**AVAILABLE RECORDS:**
________

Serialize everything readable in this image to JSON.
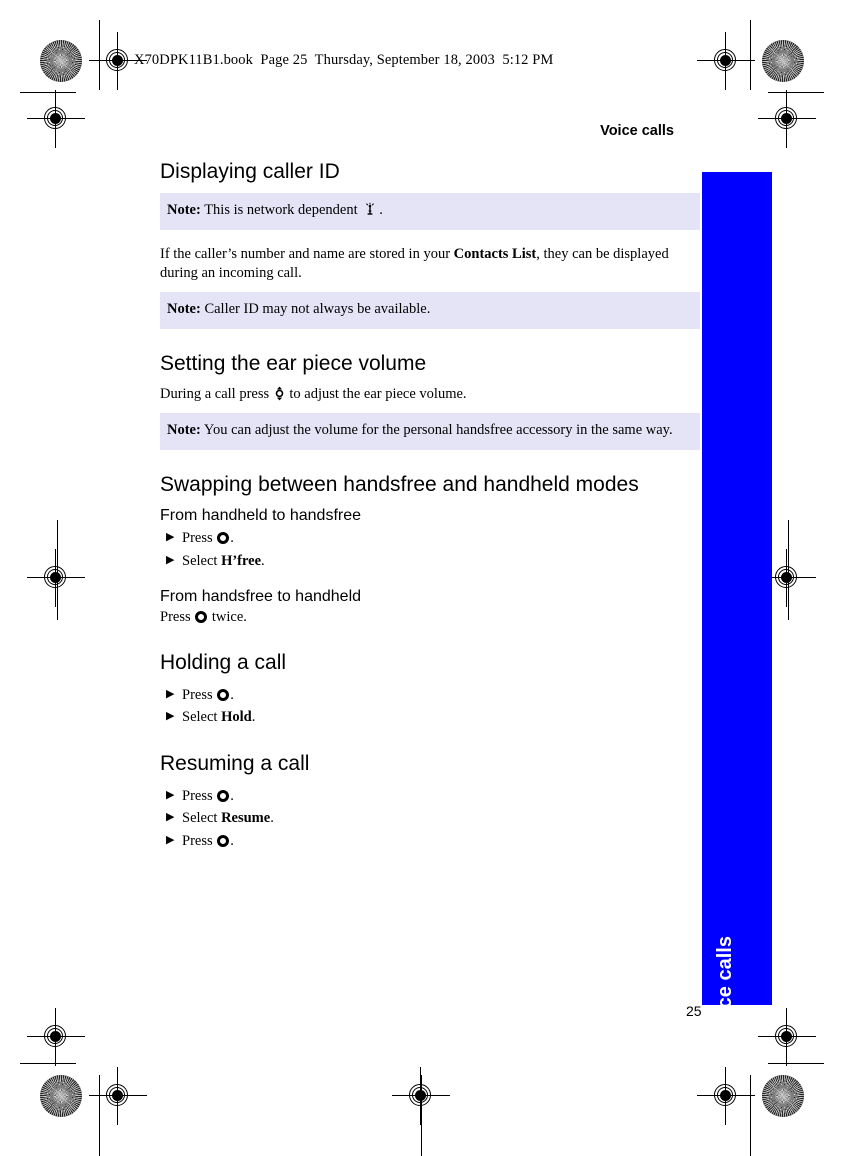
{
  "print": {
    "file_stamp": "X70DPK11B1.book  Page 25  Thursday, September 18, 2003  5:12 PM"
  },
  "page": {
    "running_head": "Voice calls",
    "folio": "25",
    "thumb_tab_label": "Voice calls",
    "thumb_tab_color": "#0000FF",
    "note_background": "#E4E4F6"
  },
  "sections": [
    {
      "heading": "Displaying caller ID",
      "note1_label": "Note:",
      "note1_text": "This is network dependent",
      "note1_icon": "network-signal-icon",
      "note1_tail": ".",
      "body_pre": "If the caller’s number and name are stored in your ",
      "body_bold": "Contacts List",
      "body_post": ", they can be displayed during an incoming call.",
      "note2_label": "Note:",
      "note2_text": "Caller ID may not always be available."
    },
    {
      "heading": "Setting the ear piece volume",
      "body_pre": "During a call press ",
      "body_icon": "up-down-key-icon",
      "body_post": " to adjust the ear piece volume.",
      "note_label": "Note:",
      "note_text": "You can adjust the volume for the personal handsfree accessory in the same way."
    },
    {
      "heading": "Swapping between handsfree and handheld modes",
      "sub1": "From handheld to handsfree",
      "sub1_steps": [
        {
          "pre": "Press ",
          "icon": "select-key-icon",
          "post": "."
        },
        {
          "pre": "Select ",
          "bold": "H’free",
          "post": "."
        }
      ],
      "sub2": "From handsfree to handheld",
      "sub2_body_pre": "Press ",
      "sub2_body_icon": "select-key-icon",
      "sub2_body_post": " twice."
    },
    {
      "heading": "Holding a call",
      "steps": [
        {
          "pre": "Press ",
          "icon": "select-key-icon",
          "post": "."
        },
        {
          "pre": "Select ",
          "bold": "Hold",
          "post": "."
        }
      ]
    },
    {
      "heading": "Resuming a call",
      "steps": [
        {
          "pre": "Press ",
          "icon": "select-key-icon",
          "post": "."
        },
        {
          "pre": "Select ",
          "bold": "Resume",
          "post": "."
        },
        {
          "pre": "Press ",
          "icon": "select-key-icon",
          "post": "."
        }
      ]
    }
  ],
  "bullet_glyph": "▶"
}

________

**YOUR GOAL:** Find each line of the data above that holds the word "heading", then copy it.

**TASK ANSWER:**
      "heading": "Displaying caller ID",
      "heading": "Setting the ear piece volume",
      "heading": "Swapping between handsfree and handheld modes",
      "heading": "Holding a call",
      "heading": "Resuming a call",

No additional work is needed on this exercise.